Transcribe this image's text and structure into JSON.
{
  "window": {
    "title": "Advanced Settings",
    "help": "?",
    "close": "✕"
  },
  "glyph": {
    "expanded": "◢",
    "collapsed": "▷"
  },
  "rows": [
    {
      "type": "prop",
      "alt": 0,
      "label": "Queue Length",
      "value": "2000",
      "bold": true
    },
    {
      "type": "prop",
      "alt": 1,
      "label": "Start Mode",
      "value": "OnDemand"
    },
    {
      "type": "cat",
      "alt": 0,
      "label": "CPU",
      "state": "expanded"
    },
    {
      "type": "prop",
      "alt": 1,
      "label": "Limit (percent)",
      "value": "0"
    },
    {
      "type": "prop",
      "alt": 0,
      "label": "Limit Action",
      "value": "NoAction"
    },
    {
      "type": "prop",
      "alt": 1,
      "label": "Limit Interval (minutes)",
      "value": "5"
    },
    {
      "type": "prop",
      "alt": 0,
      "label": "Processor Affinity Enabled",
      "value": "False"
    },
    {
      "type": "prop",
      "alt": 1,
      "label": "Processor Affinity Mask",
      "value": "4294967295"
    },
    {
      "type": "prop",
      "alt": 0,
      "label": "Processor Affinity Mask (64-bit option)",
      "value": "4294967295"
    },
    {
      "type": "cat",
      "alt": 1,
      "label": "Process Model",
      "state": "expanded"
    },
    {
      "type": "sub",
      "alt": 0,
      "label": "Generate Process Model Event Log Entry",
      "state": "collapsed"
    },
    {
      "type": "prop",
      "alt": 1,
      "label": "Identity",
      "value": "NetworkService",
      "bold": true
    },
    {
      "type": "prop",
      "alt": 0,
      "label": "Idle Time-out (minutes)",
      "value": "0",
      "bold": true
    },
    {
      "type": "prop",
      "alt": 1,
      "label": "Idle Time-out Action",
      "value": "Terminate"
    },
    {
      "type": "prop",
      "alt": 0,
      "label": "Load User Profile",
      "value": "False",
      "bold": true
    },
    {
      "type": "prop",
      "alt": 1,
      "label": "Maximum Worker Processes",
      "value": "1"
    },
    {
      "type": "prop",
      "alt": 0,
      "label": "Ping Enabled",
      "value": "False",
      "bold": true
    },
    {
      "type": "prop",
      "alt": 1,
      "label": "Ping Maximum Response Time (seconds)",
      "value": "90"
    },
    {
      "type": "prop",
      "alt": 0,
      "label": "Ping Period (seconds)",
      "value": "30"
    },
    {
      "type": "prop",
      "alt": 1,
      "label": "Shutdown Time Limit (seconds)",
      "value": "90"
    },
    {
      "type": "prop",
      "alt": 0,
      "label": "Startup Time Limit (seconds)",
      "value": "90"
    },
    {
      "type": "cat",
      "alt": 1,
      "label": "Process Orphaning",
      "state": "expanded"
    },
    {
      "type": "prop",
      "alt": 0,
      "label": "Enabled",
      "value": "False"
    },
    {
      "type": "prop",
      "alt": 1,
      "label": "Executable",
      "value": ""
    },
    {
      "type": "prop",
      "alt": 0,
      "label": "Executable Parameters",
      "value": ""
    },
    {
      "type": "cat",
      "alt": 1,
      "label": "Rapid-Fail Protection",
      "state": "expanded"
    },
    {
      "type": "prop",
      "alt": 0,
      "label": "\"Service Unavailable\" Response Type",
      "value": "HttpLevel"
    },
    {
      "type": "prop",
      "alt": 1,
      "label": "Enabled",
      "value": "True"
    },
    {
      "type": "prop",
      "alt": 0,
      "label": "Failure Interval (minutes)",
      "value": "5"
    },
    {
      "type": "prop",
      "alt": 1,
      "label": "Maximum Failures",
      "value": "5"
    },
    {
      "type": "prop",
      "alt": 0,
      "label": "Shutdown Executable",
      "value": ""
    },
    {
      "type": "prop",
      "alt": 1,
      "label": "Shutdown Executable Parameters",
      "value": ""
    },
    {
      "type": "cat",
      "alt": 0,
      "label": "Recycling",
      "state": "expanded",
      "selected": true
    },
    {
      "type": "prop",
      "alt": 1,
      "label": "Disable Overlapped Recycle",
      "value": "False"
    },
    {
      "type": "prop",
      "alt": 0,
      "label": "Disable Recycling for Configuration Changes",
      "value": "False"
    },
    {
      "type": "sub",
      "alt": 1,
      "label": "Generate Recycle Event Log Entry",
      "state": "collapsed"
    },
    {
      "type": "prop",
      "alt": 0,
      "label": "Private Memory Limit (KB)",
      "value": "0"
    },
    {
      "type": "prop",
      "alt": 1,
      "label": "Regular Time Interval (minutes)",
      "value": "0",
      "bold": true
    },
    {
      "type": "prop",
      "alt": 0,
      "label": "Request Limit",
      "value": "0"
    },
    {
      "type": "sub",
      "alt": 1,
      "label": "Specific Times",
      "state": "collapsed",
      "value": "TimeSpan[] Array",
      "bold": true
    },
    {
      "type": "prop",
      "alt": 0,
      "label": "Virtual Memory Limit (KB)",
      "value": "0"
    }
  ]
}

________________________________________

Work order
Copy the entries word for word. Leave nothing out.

Response
Transcribe this image's text and structure into JSON.
{
  "window": {
    "title": "Advanced Settings",
    "help": "?",
    "close": "✕"
  },
  "glyph": {
    "expanded": "◢",
    "collapsed": "▷"
  },
  "rows": [
    {
      "type": "prop",
      "alt": 0,
      "label": "Queue Length",
      "value": "2000",
      "bold": true
    },
    {
      "type": "prop",
      "alt": 1,
      "label": "Start Mode",
      "value": "OnDemand"
    },
    {
      "type": "cat",
      "alt": 0,
      "label": "CPU",
      "state": "expanded"
    },
    {
      "type": "prop",
      "alt": 1,
      "label": "Limit (percent)",
      "value": "0"
    },
    {
      "type": "prop",
      "alt": 0,
      "label": "Limit Action",
      "value": "NoAction"
    },
    {
      "type": "prop",
      "alt": 1,
      "label": "Limit Interval (minutes)",
      "value": "5"
    },
    {
      "type": "prop",
      "alt": 0,
      "label": "Processor Affinity Enabled",
      "value": "False"
    },
    {
      "type": "prop",
      "alt": 1,
      "label": "Processor Affinity Mask",
      "value": "4294967295"
    },
    {
      "type": "prop",
      "alt": 0,
      "label": "Processor Affinity Mask (64-bit option)",
      "value": "4294967295"
    },
    {
      "type": "cat",
      "alt": 1,
      "label": "Process Model",
      "state": "expanded"
    },
    {
      "type": "sub",
      "alt": 0,
      "label": "Generate Process Model Event Log Entry",
      "state": "collapsed"
    },
    {
      "type": "prop",
      "alt": 1,
      "label": "Identity",
      "value": "NetworkService",
      "bold": true
    },
    {
      "type": "prop",
      "alt": 0,
      "label": "Idle Time-out (minutes)",
      "value": "0",
      "bold": true
    },
    {
      "type": "prop",
      "alt": 1,
      "label": "Idle Time-out Action",
      "value": "Terminate"
    },
    {
      "type": "prop",
      "alt": 0,
      "label": "Load User Profile",
      "value": "False",
      "bold": true
    },
    {
      "type": "prop",
      "alt": 1,
      "label": "Maximum Worker Processes",
      "value": "1"
    },
    {
      "type": "prop",
      "alt": 0,
      "label": "Ping Enabled",
      "value": "False",
      "bold": true
    },
    {
      "type": "prop",
      "alt": 1,
      "label": "Ping Maximum Response Time (seconds)",
      "value": "90"
    },
    {
      "type": "prop",
      "alt": 0,
      "label": "Ping Period (seconds)",
      "value": "30"
    },
    {
      "type": "prop",
      "alt": 1,
      "label": "Shutdown Time Limit (seconds)",
      "value": "90"
    },
    {
      "type": "prop",
      "alt": 0,
      "label": "Startup Time Limit (seconds)",
      "value": "90"
    },
    {
      "type": "cat",
      "alt": 1,
      "label": "Process Orphaning",
      "state": "expanded"
    },
    {
      "type": "prop",
      "alt": 0,
      "label": "Enabled",
      "value": "False"
    },
    {
      "type": "prop",
      "alt": 1,
      "label": "Executable",
      "value": ""
    },
    {
      "type": "prop",
      "alt": 0,
      "label": "Executable Parameters",
      "value": ""
    },
    {
      "type": "cat",
      "alt": 1,
      "label": "Rapid-Fail Protection",
      "state": "expanded"
    },
    {
      "type": "prop",
      "alt": 0,
      "label": "\"Service Unavailable\" Response Type",
      "value": "HttpLevel"
    },
    {
      "type": "prop",
      "alt": 1,
      "label": "Enabled",
      "value": "True"
    },
    {
      "type": "prop",
      "alt": 0,
      "label": "Failure Interval (minutes)",
      "value": "5"
    },
    {
      "type": "prop",
      "alt": 1,
      "label": "Maximum Failures",
      "value": "5"
    },
    {
      "type": "prop",
      "alt": 0,
      "label": "Shutdown Executable",
      "value": ""
    },
    {
      "type": "prop",
      "alt": 1,
      "label": "Shutdown Executable Parameters",
      "value": ""
    },
    {
      "type": "cat",
      "alt": 0,
      "label": "Recycling",
      "state": "expanded",
      "selected": true
    },
    {
      "type": "prop",
      "alt": 1,
      "label": "Disable Overlapped Recycle",
      "value": "False"
    },
    {
      "type": "prop",
      "alt": 0,
      "label": "Disable Recycling for Configuration Changes",
      "value": "False"
    },
    {
      "type": "sub",
      "alt": 1,
      "label": "Generate Recycle Event Log Entry",
      "state": "collapsed"
    },
    {
      "type": "prop",
      "alt": 0,
      "label": "Private Memory Limit (KB)",
      "value": "0"
    },
    {
      "type": "prop",
      "alt": 1,
      "label": "Regular Time Interval (minutes)",
      "value": "0",
      "bold": true
    },
    {
      "type": "prop",
      "alt": 0,
      "label": "Request Limit",
      "value": "0"
    },
    {
      "type": "sub",
      "alt": 1,
      "label": "Specific Times",
      "state": "collapsed",
      "value": "TimeSpan[] Array",
      "bold": true
    },
    {
      "type": "prop",
      "alt": 0,
      "label": "Virtual Memory Limit (KB)",
      "value": "0"
    }
  ]
}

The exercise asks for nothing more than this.